Last weekend, I asked you to install password manager. This is a critical step in performing today’s task: today I will challenge you to
change your online account passwords begin changing your online account passwords. Don’t rush in and try to change them all at once – there’s a good chance you will get locked out of something. Instead, change your passwords during your normal logins. Time to check your email account? About to settle in for some Netflix? Getting ready to order that new book on Amazon? Take an extra couple of minutes and change those passwords, during your normal logins. Your bank account can wait until tomorrow when you will be logging in tomorrow, anyway. If you did last year’s Thirty Day Security Challenge, don’t rest on your laurels; this is a good time to begin cycling through some new passwords, too.

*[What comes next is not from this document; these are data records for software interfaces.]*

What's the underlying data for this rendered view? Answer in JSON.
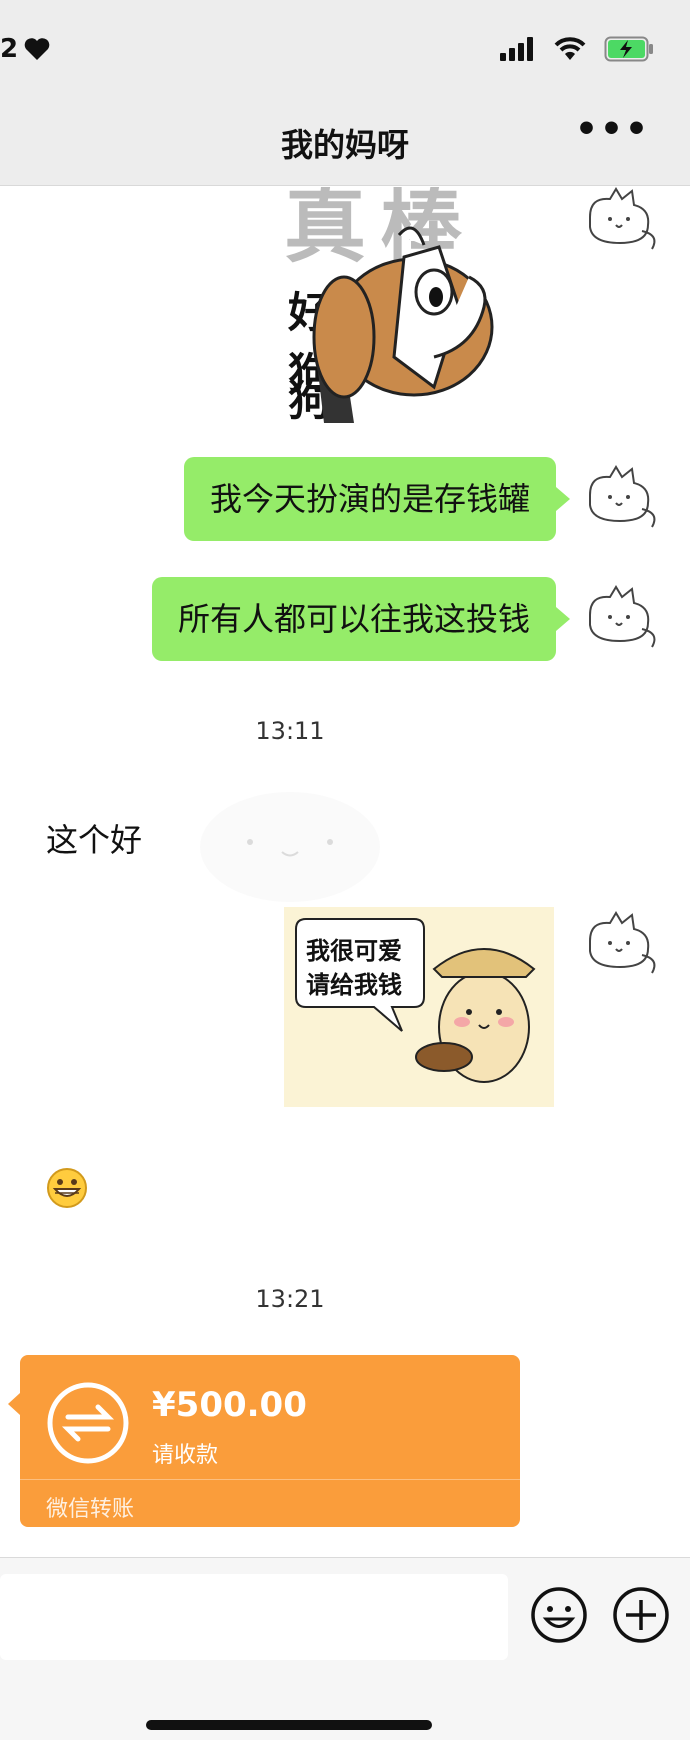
{
  "status_bar": {
    "time_fragment": "2",
    "heart_icon": "heart-icon",
    "signal_icon": "cell-signal-icon",
    "wifi_icon": "wifi-icon",
    "battery_icon": "battery-charging-icon"
  },
  "header": {
    "title": "我的妈呀",
    "more_icon": "more-dots-icon",
    "more_label": "•••"
  },
  "messages": {
    "sticker1_lines": [
      "真棒",
      "好狗",
      "狗狗"
    ],
    "msg1": "我今天扮演的是存钱罐",
    "msg2": "所有人都可以往我这投钱",
    "time1": "13:11",
    "msg3": "这个好",
    "sticker2_line1": "我很可爱",
    "sticker2_line2": "请给我钱",
    "emoji_icon": "grin-emoji-icon",
    "time2": "13:21"
  },
  "transfer": {
    "amount": "¥500.00",
    "status": "请收款",
    "footer": "微信转账",
    "icon": "transfer-arrows-icon"
  },
  "input_bar": {
    "emoji_icon": "smiley-icon",
    "plus_icon": "plus-icon"
  },
  "colors": {
    "accent_green": "#95ec69",
    "transfer_orange": "#fa9d3b",
    "header_bg": "#ededed"
  }
}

Active Time: 1-2 minutes per account
What it Protects You From: Account takeover
When changing your passwords you should definitely pay attention to the qualitative aspect of the new ones. All of your passwords should be:
Change Online Account Passwords
- Unique. Don’t use the same password on any two accounts. Each account gets its own password – this is critical to good online account security. This is much more important than even the quality of your passwords. No ifs, ands, or buts. This way if one account is hacked it won’t effect any of the others. Mat Honan is an excellent example of why using the same password on multiple accounts is a bad idea.
- Long. Use the maximum allowable length. Google accounts allow you to use up to a 99-character password. Your password manager does all the work and you’ll never enter it manually, so you have to expend the same amount of effort whether you have a 1-character password or a 500-character password. Max it out!
- Randomly generated. Human-designed passwords are terrible, in the vast, overwhelming majority of cases. We just have a hard time reliably generating truly complex strings of letters, numbers, and special characters (not to mention remembering them). Don’t try to make one up. Instead let the password manager do the work and generate one for you.
The password manager you last week is absolutely critical to this task. Without it you won’t be able to generate password meeting the above criteria…and if you do, you won’t be able to remember them. Add each one as a new entry to your password manager when you change it.
A Little Bit at a Time
This will be a carry-over task that won’t be finished in a day (unless you really work at it, and I don’t really recommend it). If you only change your passwords at your normal logins the process will be slower but it will also be more manageable. By this time next week the majority of your accounts’ passwords will have been changed, and by the end of this month all of your online accounts should have new passwords.